Polymorphous vessels schematics.jpg

Differential diagnosisis the identification of the nature and cause of a certain phenomenon. Diagnosis is used in many different disciplines with variations in the use of logic, analytics, and experience to determine "cause and effect". In systems engineering and computer science, it is typically used to determine the causes of symptoms, mitigations, and solutions
The presence of polymorphous vessels may suggest a diagnosis of melanomaThis glossary term has not yet been described.[2]. The most common combinationThis glossary term has not yet been described. of vessel types seen in melanoma is the presence of both dotted vesselstiny pinpoint vessels and linear–irregular vesselsThis glossary term has not yet been described.[3]. In a study of lesions with vascular features seen on dermoscopy, only 20% of the lesions contained polymorphous structuresThis glossary term has not yet been described., which correlated with a PPV of 52.6% for melanoma[3]. More specifically, the combination of dotted and linear–irregular vessels was found in 18% of amelanotic/hypomelanotic melanomas but only extremely rarely in other nonmelanoma amelanotic/hypomelanotic lesions (1.8% of AHNML and 0% of AHBML)[4]. Polymorphous vessels in combinations other than dotted vessels and linear–irregular vessels may be observed in cutaneous melanoma metastases[5]. They can also be seen in papillomatous melanocyticThis glossary term has not yet been described. neviThis glossary term has not yet been described.[6] and other tumors, such as eccrine poromas[7].

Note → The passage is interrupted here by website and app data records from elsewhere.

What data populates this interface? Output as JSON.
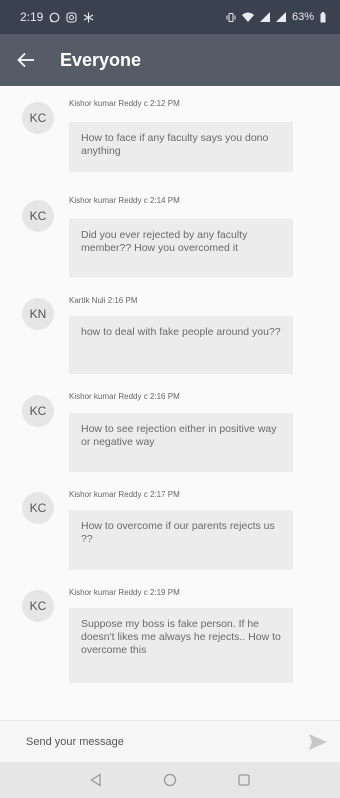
{
  "status_bar": {
    "time": "2:19",
    "battery": "63%"
  },
  "header": {
    "title": "Everyone"
  },
  "messages": [
    {
      "initials": "KC",
      "sender": "Kishor kumar Reddy c",
      "time": "2:12 PM",
      "text": "How to face if any faculty says you dono anything"
    },
    {
      "initials": "KC",
      "sender": "Kishor kumar Reddy c",
      "time": "2:14 PM",
      "text": "Did you ever rejected by any faculty member?? How you overcomed it"
    },
    {
      "initials": "KN",
      "sender": "Kartik Nuli",
      "time": "2:16 PM",
      "text": "how to deal with fake people around you??"
    },
    {
      "initials": "KC",
      "sender": "Kishor kumar Reddy c",
      "time": "2:16 PM",
      "text": "How to see rejection either in positive way or negative way"
    },
    {
      "initials": "KC",
      "sender": "Kishor kumar Reddy c",
      "time": "2:17 PM",
      "text": "How to overcome  if our parents rejects us ??"
    },
    {
      "initials": "KC",
      "sender": "Kishor kumar Reddy c",
      "time": "2:19 PM",
      "text": "Suppose my boss is fake person. If he doesn't likes me always he rejects.. How to overcome this"
    }
  ],
  "composer": {
    "placeholder": "Send your message",
    "value": ""
  },
  "icons": {
    "back": "arrow-left-icon",
    "send": "send-icon",
    "nav_back": "triangle-back-icon",
    "nav_home": "circle-home-icon",
    "nav_recents": "square-recents-icon"
  },
  "colors": {
    "status_bar": "#3a4250",
    "app_bar": "#555c68",
    "bubble": "#ececec",
    "avatar": "#e6e6e6"
  }
}
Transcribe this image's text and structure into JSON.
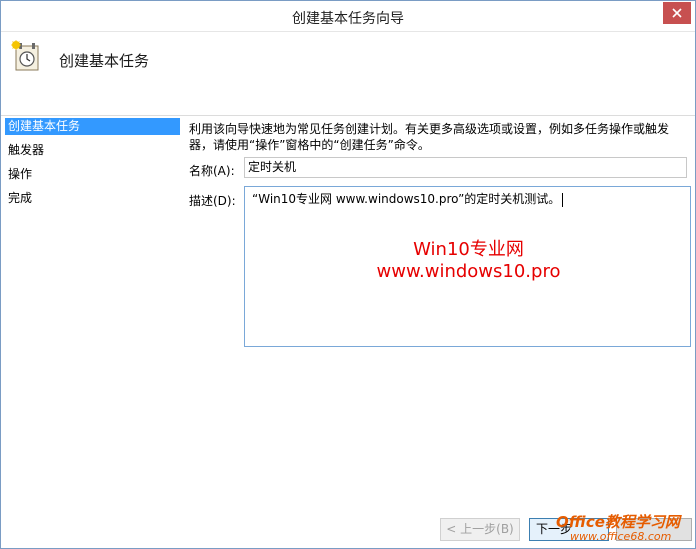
{
  "window": {
    "title": "创建基本任务向导"
  },
  "header": {
    "title": "创建基本任务",
    "icon": "task-scheduler-clock-icon"
  },
  "sidebar": {
    "items": [
      {
        "label": "创建基本任务",
        "active": true
      },
      {
        "label": "触发器",
        "active": false
      },
      {
        "label": "操作",
        "active": false
      },
      {
        "label": "完成",
        "active": false
      }
    ]
  },
  "main": {
    "description_line1": "利用该向导快速地为常见任务创建计划。有关更多高级选项或设置，例如多任务操作或触发",
    "description_line2": "器，请使用“操作”窗格中的“创建任务”命令。",
    "name_label": "名称(A):",
    "name_value": "定时关机",
    "desc_label": "描述(D):",
    "desc_value": "“Win10专业网 www.windows10.pro”的定时关机测试。",
    "watermark_line1": "Win10专业网",
    "watermark_line2": "www.windows10.pro"
  },
  "footer": {
    "back_label": "< 上一步(B)",
    "next_label": "下一步",
    "logo_line1": "Office教程学习网",
    "logo_line2": "www.office68.com"
  },
  "colors": {
    "accent": "#3399ff",
    "watermark": "#e60000",
    "close": "#c75050"
  }
}
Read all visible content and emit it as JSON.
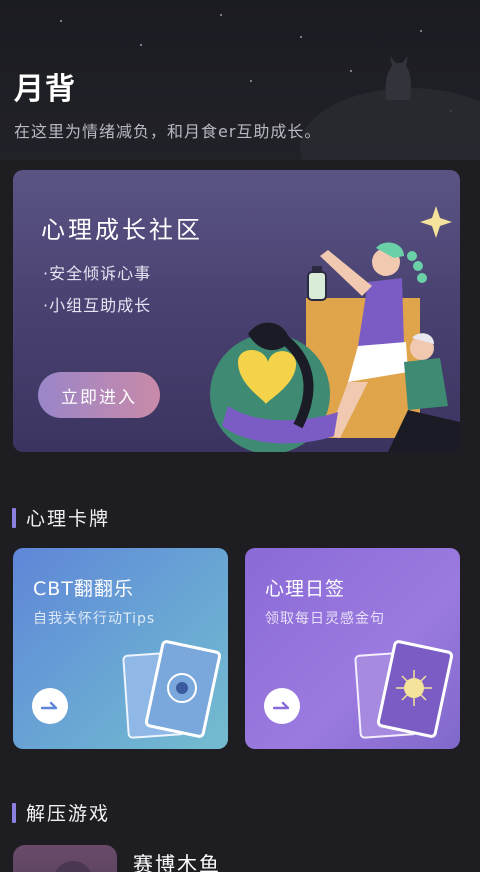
{
  "header": {
    "title": "月背",
    "subtitle": "在这里为情绪减负，和月食er互助成长。"
  },
  "community": {
    "title": "心理成长社区",
    "points": [
      "·安全倾诉心事",
      "·小组互助成长"
    ],
    "button_label": "立即进入"
  },
  "sections": {
    "cards_title": "心理卡牌",
    "games_title": "解压游戏"
  },
  "cards": [
    {
      "title": "CBT翻翻乐",
      "desc": "自我关怀行动Tips"
    },
    {
      "title": "心理日签",
      "desc": "领取每日灵感金句"
    }
  ],
  "games": [
    {
      "title": "赛博木鱼"
    }
  ],
  "colors": {
    "background": "#1e1e22",
    "accent": "#8b7fe0",
    "community_card": "#4a4372",
    "card_blue": "#6aa9d4",
    "card_purple": "#9b7ae0"
  }
}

ReferencesThis is material contained in a footnote or bibliography holding further information.:

  1. Marghoob & Braun: Proposal for a revised 2-step algorithm for the classification of lesions of the skin using dermoscopy. Arch Dermatol 2010;146:426-8. PMID: 20404234. DOI.
  2. Braun et al.: Dermoscopy: what's new?. Clin. Dermatol. 2009;27:26-34. PMID: 19095151. DOI.
  3. 3.0 3.1 Argenziano et al.: Vascular structures in skin tumors: a dermoscopy study. Arch Dermatol 2004;140:1485-9. PMID: 15611426. DOI.
  4. Pizzichetta et al.: Amelanotic/hypomelanotic melanoma: clinical and dermoscopic features. Br. J. Dermatol. 2004;150:1117-24. PMID: 15214897. DOI.
  5. Minagawa et al.: Dermoscopic and histopathological findings of polymorphous vessels in amelanotic cutaneous metastasis of pigmented cutaneous melanoma. Br. J. Dermatol. 2009;160:1134-6. PMID: 19302066. DOI.
  6. Niederkorn et al.: Frequency, clinical and dermoscopic features of benign papillomatous melanocytic naevi (Unna type). Br. J. Dermatol. 2009;161:510-4. PMID: 19466956. DOI.
  7. Ferrari et al.: Eccrine poroma: a clinical-dermoscopic study of seven cases. Acta Derm. Venereol. 2009;89:160-4. PMID: 19326001. DOI.